Work instruction: Return every record below exactly as written.

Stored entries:
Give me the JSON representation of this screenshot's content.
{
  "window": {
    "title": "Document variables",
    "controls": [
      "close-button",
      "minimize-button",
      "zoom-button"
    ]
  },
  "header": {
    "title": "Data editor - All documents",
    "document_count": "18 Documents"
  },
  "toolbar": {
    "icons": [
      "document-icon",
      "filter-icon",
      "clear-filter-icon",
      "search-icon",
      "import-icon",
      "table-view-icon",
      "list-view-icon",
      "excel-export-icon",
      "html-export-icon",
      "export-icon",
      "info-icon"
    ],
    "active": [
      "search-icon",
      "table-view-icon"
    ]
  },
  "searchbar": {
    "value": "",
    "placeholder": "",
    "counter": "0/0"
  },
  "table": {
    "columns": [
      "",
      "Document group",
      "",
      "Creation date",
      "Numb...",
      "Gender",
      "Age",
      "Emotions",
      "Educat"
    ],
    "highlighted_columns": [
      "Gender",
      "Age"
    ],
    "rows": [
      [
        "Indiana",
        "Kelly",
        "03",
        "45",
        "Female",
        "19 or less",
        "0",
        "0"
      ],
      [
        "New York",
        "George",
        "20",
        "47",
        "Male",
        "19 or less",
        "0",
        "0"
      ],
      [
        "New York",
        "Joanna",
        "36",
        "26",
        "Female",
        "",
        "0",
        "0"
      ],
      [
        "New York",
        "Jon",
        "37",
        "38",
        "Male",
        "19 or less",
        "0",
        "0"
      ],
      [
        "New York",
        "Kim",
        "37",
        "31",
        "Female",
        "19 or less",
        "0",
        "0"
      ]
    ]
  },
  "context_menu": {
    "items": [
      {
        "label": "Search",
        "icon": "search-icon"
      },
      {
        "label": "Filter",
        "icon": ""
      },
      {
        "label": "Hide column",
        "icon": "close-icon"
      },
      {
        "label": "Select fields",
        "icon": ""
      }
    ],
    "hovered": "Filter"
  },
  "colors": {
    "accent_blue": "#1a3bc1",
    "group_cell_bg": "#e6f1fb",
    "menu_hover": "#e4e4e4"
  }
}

Response to this exercise:
Give me the JSON representation of this screenshot's content.
{
  "window": {
    "title": "Document variables",
    "controls": [
      "close-button",
      "minimize-button",
      "zoom-button"
    ]
  },
  "header": {
    "title": "Data editor - All documents",
    "document_count": "18 Documents"
  },
  "toolbar": {
    "icons": [
      "document-icon",
      "filter-icon",
      "clear-filter-icon",
      "search-icon",
      "import-icon",
      "table-view-icon",
      "list-view-icon",
      "excel-export-icon",
      "html-export-icon",
      "export-icon",
      "info-icon"
    ],
    "active": [
      "search-icon",
      "table-view-icon"
    ]
  },
  "searchbar": {
    "value": "",
    "placeholder": "",
    "counter": "0/0"
  },
  "table": {
    "columns": [
      "",
      "Document group",
      "",
      "Creation date",
      "Numb...",
      "Gender",
      "Age",
      "Emotions",
      "Educat"
    ],
    "highlighted_columns": [
      "Gender",
      "Age"
    ],
    "rows": [
      [
        "Indiana",
        "Kelly",
        "03",
        "45",
        "Female",
        "19 or less",
        "0",
        "0"
      ],
      [
        "New York",
        "George",
        "20",
        "47",
        "Male",
        "19 or less",
        "0",
        "0"
      ],
      [
        "New York",
        "Joanna",
        "36",
        "26",
        "Female",
        "",
        "0",
        "0"
      ],
      [
        "New York",
        "Jon",
        "37",
        "38",
        "Male",
        "19 or less",
        "0",
        "0"
      ],
      [
        "New York",
        "Kim",
        "37",
        "31",
        "Female",
        "19 or less",
        "0",
        "0"
      ]
    ]
  },
  "context_menu": {
    "items": [
      {
        "label": "Search",
        "icon": "search-icon"
      },
      {
        "label": "Filter",
        "icon": ""
      },
      {
        "label": "Hide column",
        "icon": "close-icon"
      },
      {
        "label": "Select fields",
        "icon": ""
      }
    ],
    "hovered": "Filter"
  },
  "colors": {
    "accent_blue": "#1a3bc1",
    "group_cell_bg": "#e6f1fb",
    "menu_hover": "#e4e4e4"
  }
}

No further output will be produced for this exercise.